 In comparison to national or state timeseries estimates, it is feasible to control for all changes in national program policy or other national factors, at least to the extent that they have the same effects on participation in all states, by using time fixed effects. In the timeseries approach, samplesize restrictions severely limit the number of dummy variables that can be used to estimate the effects of such changes without obscuring the effects of other variables;
 In comparison to national timeseries analysis, the prospects for obtaining strong estimates of the impacts of program variables are much better because there is much more variation in individual state program variables than in weighted national averages of these variables. This applies to AFDC and other state programs, such as Medicaid and general assistance. The studies discussed above provide examples of multiple AFDC program variables used in the same model (Moffitt (1986) uses a maximum benefit variable and the earned income reduction rate, and Cromwell et al. (1986) use a maximum benefit variable and an UP dummy);

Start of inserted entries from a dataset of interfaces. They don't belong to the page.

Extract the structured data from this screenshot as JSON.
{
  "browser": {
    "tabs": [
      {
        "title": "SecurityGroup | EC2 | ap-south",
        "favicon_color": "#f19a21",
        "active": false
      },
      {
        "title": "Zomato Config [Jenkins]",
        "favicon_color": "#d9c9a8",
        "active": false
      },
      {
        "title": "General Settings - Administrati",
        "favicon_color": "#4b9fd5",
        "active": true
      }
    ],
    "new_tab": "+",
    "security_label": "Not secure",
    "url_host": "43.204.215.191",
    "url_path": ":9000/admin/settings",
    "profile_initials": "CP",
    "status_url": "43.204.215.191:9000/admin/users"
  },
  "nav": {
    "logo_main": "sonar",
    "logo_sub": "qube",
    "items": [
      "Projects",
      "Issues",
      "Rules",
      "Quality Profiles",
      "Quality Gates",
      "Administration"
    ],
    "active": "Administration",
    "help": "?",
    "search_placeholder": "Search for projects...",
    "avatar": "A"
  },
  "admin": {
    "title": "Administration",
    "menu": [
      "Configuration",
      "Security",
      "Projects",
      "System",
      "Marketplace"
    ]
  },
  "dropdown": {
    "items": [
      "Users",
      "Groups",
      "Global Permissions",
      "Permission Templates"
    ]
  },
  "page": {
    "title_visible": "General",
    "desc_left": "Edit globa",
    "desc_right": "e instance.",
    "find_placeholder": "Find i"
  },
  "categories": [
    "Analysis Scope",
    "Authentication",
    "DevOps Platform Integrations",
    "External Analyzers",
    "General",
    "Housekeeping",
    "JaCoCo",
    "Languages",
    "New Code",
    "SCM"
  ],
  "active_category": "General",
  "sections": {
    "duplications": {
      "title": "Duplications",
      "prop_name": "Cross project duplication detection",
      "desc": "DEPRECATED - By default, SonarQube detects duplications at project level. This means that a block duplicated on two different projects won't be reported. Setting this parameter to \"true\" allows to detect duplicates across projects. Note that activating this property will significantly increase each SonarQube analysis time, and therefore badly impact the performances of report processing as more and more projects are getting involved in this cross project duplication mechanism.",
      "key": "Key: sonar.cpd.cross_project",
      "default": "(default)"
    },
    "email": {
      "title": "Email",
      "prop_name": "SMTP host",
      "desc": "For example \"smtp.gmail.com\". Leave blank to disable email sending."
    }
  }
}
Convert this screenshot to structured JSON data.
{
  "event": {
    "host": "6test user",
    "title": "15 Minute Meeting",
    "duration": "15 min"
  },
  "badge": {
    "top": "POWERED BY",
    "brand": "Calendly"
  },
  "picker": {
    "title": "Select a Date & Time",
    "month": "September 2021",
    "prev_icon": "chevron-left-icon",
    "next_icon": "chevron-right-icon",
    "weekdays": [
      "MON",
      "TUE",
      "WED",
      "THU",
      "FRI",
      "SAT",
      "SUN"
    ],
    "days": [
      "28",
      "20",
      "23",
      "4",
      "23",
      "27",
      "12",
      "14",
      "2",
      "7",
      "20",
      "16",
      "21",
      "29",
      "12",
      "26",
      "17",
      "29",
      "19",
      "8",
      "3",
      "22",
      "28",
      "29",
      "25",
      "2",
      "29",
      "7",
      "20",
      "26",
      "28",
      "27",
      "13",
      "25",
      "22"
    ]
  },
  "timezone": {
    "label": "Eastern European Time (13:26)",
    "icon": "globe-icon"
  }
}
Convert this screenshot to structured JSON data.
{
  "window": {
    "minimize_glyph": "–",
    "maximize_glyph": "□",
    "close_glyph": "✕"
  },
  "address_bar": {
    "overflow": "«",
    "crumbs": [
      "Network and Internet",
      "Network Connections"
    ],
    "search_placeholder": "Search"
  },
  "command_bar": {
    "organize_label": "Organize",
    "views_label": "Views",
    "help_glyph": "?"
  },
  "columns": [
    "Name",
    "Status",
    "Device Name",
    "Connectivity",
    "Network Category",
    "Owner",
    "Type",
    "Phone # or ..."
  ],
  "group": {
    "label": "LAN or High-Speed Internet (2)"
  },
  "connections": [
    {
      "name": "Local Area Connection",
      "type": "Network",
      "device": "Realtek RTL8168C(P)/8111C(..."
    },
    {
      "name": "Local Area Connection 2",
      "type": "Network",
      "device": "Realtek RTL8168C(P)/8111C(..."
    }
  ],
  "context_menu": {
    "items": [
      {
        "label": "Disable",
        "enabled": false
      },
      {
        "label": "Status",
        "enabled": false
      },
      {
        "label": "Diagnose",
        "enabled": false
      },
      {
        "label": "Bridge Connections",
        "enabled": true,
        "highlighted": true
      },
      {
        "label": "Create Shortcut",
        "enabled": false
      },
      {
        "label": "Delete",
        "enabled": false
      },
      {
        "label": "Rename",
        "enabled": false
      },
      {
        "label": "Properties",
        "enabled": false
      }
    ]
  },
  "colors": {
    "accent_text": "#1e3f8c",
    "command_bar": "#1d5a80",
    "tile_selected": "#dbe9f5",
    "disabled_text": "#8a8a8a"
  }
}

 The pooled methodology creates opportunities to test the validity of the model that are not possible with individual time series. Perhaps most importantly, we can test a set of constraints that is implied by the methodology itself  identical coefficients for every state. Failure to reject the constraints would bolster confidence in the validity of the model. We could also test whether some or all coefficients are the same across two sample subperiods  something which is difficult with a single time series because of limited observations. It is also possible to learn from comparing findings for various pooled specifications (e.g., fixed effects versus random effects), and to test whether the coefficients based on, say, crosssection relationships in the levels are the same as those based on crosssection relationships in changes of the variables.
The pooled methodology does have its limitations, however:
 It is methodologically more complex than the national timeseries approach, which makes it more difficult both to implement and to describe the findings.
 Crossstate relationships between participation measures and explanatory variables in the model may in part reflect substantial crossstate variation in variables that have not been included, thereby biasing estimated coefficients for the included variables. State fixedeffects may need to be used to control for such factors;
 Collecting state level data requires more effort than collecting national level data. Data for some variables may not be available and the quality of other data may be poor. Data quality is particularly problematic when state fixed effects are used because measurement error bias is exacerbated by the use of the fixed effects;
 The estimated model is likely to track the participation measure for each state less well than a state timeseries model, and the sum of the simulated series (i.e., across states) may track the national series less well than a simulation from a national timeseries model. The reason for this is that the pooled methodology constrains explanatory variable coefficients to be the same in all states. If the constraints are valid, however, the pooled methodology should perform relatively well.